Dr. Wayne E. Oates was probably the wisest teacher I ever sat under—and since I was a full time student for 22 years, from 1944 to 1966, I had a lot of teachers.
Oates was born into a poor South Carolina family in 1917, and he passed away 15 years ago tomorrow, on Oct. 21, 1999. Abandoned by his father in infancy, young Wayne was brought up by his grandmother and sister while his mother supported them by working in a cotton mill.
At the age of fourteen he was one of a small number of impoverished boys selected to serve as a page in the U.S. House of Representatives.
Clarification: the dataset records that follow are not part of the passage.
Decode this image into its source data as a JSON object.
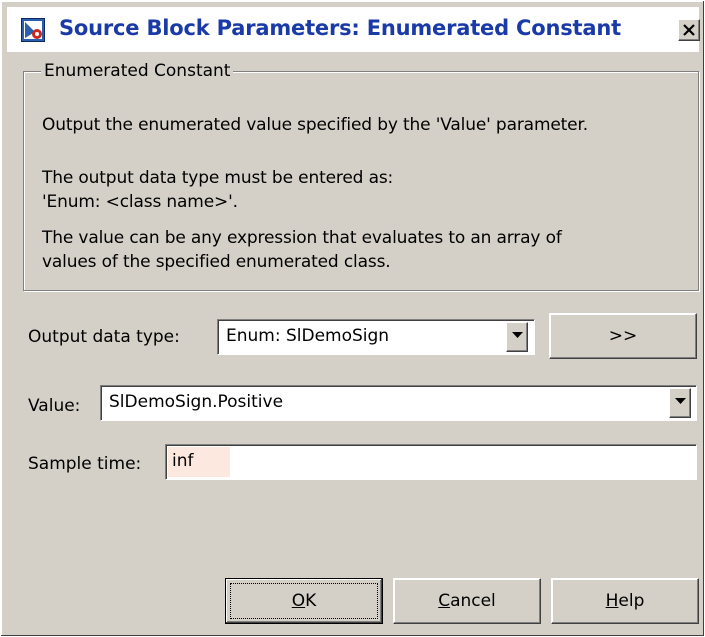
{
  "window": {
    "title": "Source Block Parameters: Enumerated Constant"
  },
  "group": {
    "legend": "Enumerated Constant",
    "description_lines": [
      "Output the enumerated value specified by the 'Value' parameter.",
      "The output data type must be entered as:",
      " 'Enum: <class name>'.",
      "The value can be any expression that evaluates to an array of",
      "values of the specified enumerated class."
    ]
  },
  "params": {
    "output_data_type": {
      "label": "Output data type:",
      "value": "Enum: SlDemoSign",
      "assistant_label": ">>"
    },
    "value": {
      "label": "Value:",
      "value": "SlDemoSign.Positive"
    },
    "sample_time": {
      "label": "Sample time:",
      "value": "inf"
    }
  },
  "buttons": {
    "ok": {
      "mnemonic": "O",
      "rest": "K"
    },
    "cancel": {
      "mnemonic": "C",
      "rest": "ancel"
    },
    "help": {
      "mnemonic": "H",
      "rest": "elp"
    }
  }
}
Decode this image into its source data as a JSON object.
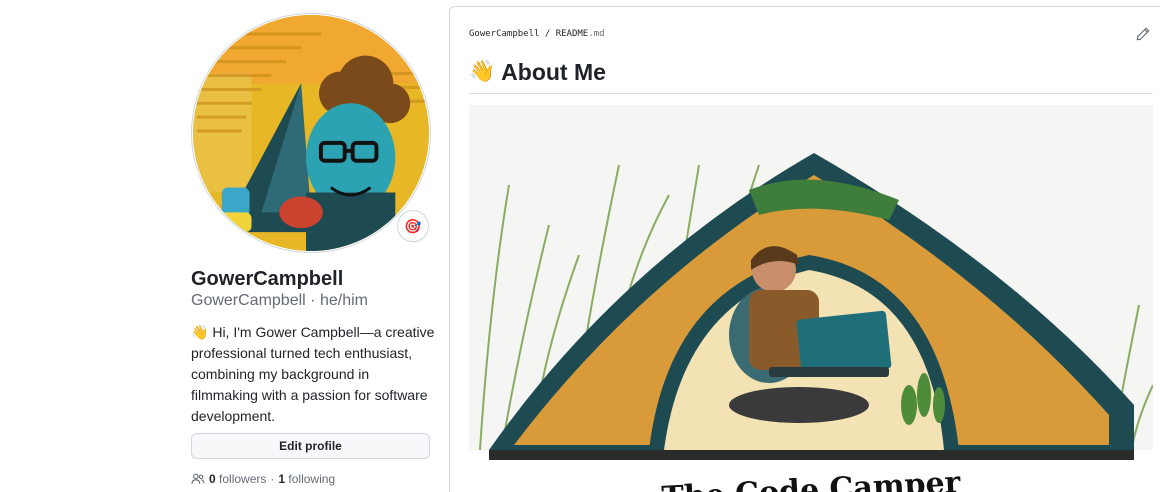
{
  "profile": {
    "name": "GowerCampbell",
    "username": "GowerCampbell",
    "pronouns": "he/him",
    "bio_emoji": "👋",
    "bio": "Hi, I'm Gower Campbell—a creative professional turned tech enthusiast, combining my background in filmmaking with a passion for software development.",
    "edit_profile_label": "Edit profile",
    "followers_count": "0",
    "followers_label": "followers",
    "following_count": "1",
    "following_label": "following",
    "separator": "·",
    "status_emoji": "🎯"
  },
  "readme": {
    "path_user": "GowerCampbell",
    "path_sep": "/",
    "path_file": "README",
    "path_ext": ".md",
    "heading_emoji": "👋",
    "heading": "About Me",
    "banner_caption": "The Code Camper"
  },
  "colors": {
    "border": "#d0d7de",
    "muted": "#636c76",
    "text": "#1f2328",
    "tent_orange": "#d99a3a",
    "tent_dark": "#1e4a52",
    "avatar_yellow": "#e8b726"
  }
}
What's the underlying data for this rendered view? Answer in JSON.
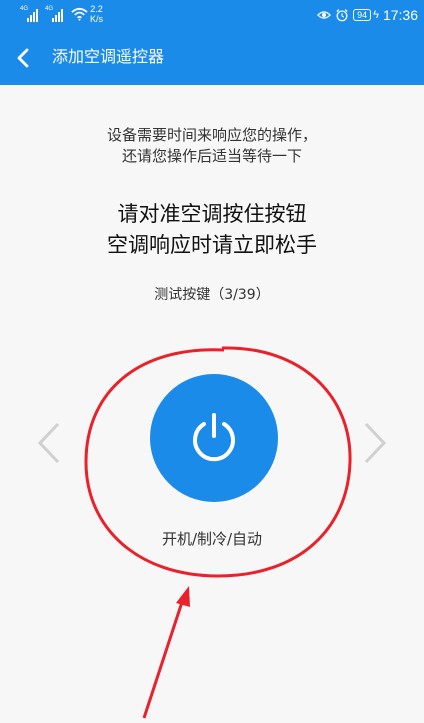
{
  "status_bar": {
    "sim1_label": "4G",
    "sim2_label": "4G",
    "net_speed_value": "2.2",
    "net_speed_unit": "K/s",
    "battery": "94",
    "time": "17:36"
  },
  "header": {
    "title": "添加空调遥控器"
  },
  "hint": {
    "line1": "设备需要时间来响应您的操作，",
    "line2": "还请您操作后适当等待一下"
  },
  "instruction": {
    "line1": "请对准空调按住按钮",
    "line2": "空调响应时请立即松手"
  },
  "test": {
    "counter": "测试按键（3/39）"
  },
  "power_button": {
    "label": "开机/制冷/自动"
  },
  "colors": {
    "brand": "#1b8bea",
    "annotation": "#e8212a"
  },
  "icons": [
    "back-icon",
    "power-icon",
    "chevron-left-icon",
    "chevron-right-icon",
    "wifi-icon",
    "eye-icon",
    "alarm-icon"
  ]
}
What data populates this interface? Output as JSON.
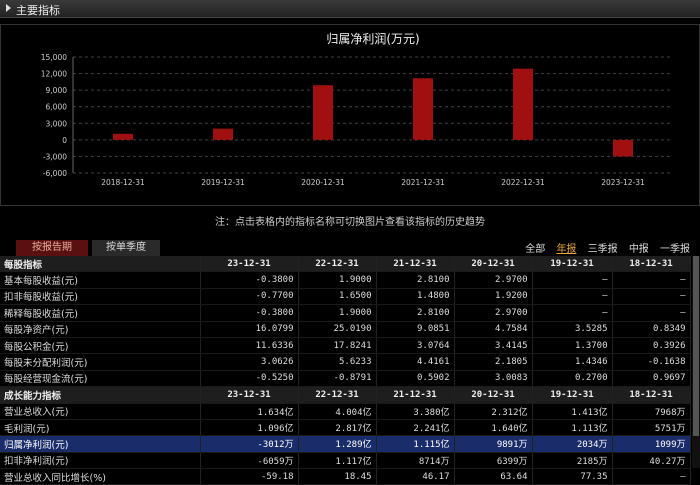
{
  "header": {
    "title": "主要指标"
  },
  "chart_data": {
    "type": "bar",
    "title": "归属净利润(万元)",
    "categories": [
      "2018-12-31",
      "2019-12-31",
      "2020-12-31",
      "2021-12-31",
      "2022-12-31",
      "2023-12-31"
    ],
    "values": [
      1100,
      2034,
      9891,
      11150,
      12890,
      -3012
    ],
    "yticks": [
      15000,
      12000,
      9000,
      6000,
      3000,
      0,
      -3000,
      -6000
    ],
    "ytick_labels": [
      "15,000",
      "12,000",
      "9,000",
      "6,000",
      "3,000",
      "0",
      "-3,000",
      "-6,000"
    ],
    "ylim": [
      -6000,
      15000
    ],
    "grid": true,
    "bar_color": "#a01010"
  },
  "note": "注：点击表格内的指标名称可切换图片查看该指标的历史趋势",
  "tabs": {
    "by_report": "按报告期",
    "by_quarter": "按单季度"
  },
  "periods": [
    "全部",
    "年报",
    "三季报",
    "中报",
    "一季报"
  ],
  "periods_active": "年报",
  "sections": [
    {
      "title": "每股指标",
      "headers": [
        "23-12-31",
        "22-12-31",
        "21-12-31",
        "20-12-31",
        "19-12-31",
        "18-12-31"
      ],
      "rows": [
        {
          "label": "基本每股收益(元)",
          "values": [
            "-0.3800",
            "1.9000",
            "2.8100",
            "2.9700",
            "—",
            "—"
          ]
        },
        {
          "label": "扣非每股收益(元)",
          "values": [
            "-0.7700",
            "1.6500",
            "1.4800",
            "1.9200",
            "—",
            "—"
          ]
        },
        {
          "label": "稀释每股收益(元)",
          "values": [
            "-0.3800",
            "1.9000",
            "2.8100",
            "2.9700",
            "—",
            "—"
          ]
        },
        {
          "label": "每股净资产(元)",
          "values": [
            "16.0799",
            "25.0190",
            "9.0851",
            "4.7584",
            "3.5285",
            "0.8349"
          ]
        },
        {
          "label": "每股公积金(元)",
          "values": [
            "11.6336",
            "17.8241",
            "3.0764",
            "3.4145",
            "1.3700",
            "0.3926"
          ]
        },
        {
          "label": "每股未分配利润(元)",
          "values": [
            "3.0626",
            "5.6233",
            "4.4161",
            "2.1805",
            "1.4346",
            "-0.1638"
          ]
        },
        {
          "label": "每股经营现金流(元)",
          "values": [
            "-0.5250",
            "-0.8791",
            "0.5902",
            "3.0083",
            "0.2700",
            "0.9697"
          ]
        }
      ]
    },
    {
      "title": "成长能力指标",
      "headers": [
        "23-12-31",
        "22-12-31",
        "21-12-31",
        "20-12-31",
        "19-12-31",
        "18-12-31"
      ],
      "rows": [
        {
          "label": "营业总收入(元)",
          "values": [
            "1.634亿",
            "4.004亿",
            "3.380亿",
            "2.312亿",
            "1.413亿",
            "7968万"
          ]
        },
        {
          "label": "毛利润(元)",
          "values": [
            "1.096亿",
            "2.817亿",
            "2.241亿",
            "1.640亿",
            "1.113亿",
            "5751万"
          ]
        },
        {
          "label": "归属净利润(元)",
          "values": [
            "-3012万",
            "1.289亿",
            "1.115亿",
            "9891万",
            "2034万",
            "1099万"
          ],
          "highlight": true
        },
        {
          "label": "扣非净利润(元)",
          "values": [
            "-6059万",
            "1.117亿",
            "8714万",
            "6399万",
            "2185万",
            "40.27万"
          ]
        },
        {
          "label": "营业总收入同比增长(%)",
          "values": [
            "-59.18",
            "18.45",
            "46.17",
            "63.64",
            "77.35",
            "—"
          ]
        }
      ]
    }
  ]
}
Stimulated by that experience, he became the first of his family to go to college.
Oates went on to earn a doctor’s degree in the psychology of religion and then taught at The Southern Baptist Theological Seminary (SBTS) from 1947 to 1974 and at the University of Louisville Medical School after that.
When I was in his pastoral counseling class at SBTS, I made an appointment to talk with Dr. Oates about a troublesome matter in the church I was serving as pastor. After listening carefully to my explanation of the problem, he leaned toward me and said, “Brother Seat, there are some situations we just can’t change. All we can do is learn from them.”
Several years later, in 1971, Dr. Oates wrote a book titled “Confessions of a Workaholic.” He begins, “Workaholism is a word which I have invented. It is not in your dictionary.”
But now “workaholic” is in most dictionaries. In a brief article about his death, the New York Times reported that Oates’s 1971 book resulted in “workaholic” being added “to the American lexicon; the Oxford English Dictionary credits him with inventing it.”
At the age of 66, Dr. Oates wrote an autobiographical book titled “The Struggle to Be Free.” The first chapter is about his boyhood and the struggle to be free of poverty.
Next he writes about the struggle to be free from a feeling of inferiority. “Poverty,” he contends, “leaves you with wounds to your self-esteem” (p. 29).
“To Be Free from the Slavery of Overcommitment” is the title of the seventh chapter, and there Dr. Oates tells how he wrote the book about workaholism because of his own struggle with an overcommitment to work.”
He came to realize that part of the reason for that was due to the poverty he had experienced as a boy. He writes, “I do not think that economics determines our destiny. I do think that economics shapes our thoughts and decisions far more than the pious people of the earth know or are willing to admit” (p. 136).
Throughout his lifetime, Dr. Oates wrote 57 books—far more than he probably would have written if he had not been a workaholic. (In some cases we can thank God for workaholics!)
Those books have been greatly beneficial not only to his many students and to other teachers in the field of counseling, but also to many people in the general public who have been able to learn from the wisdom shared in his books.
Please join me in thanking God for wise teachers—and even for workaholics like Dr. Oates.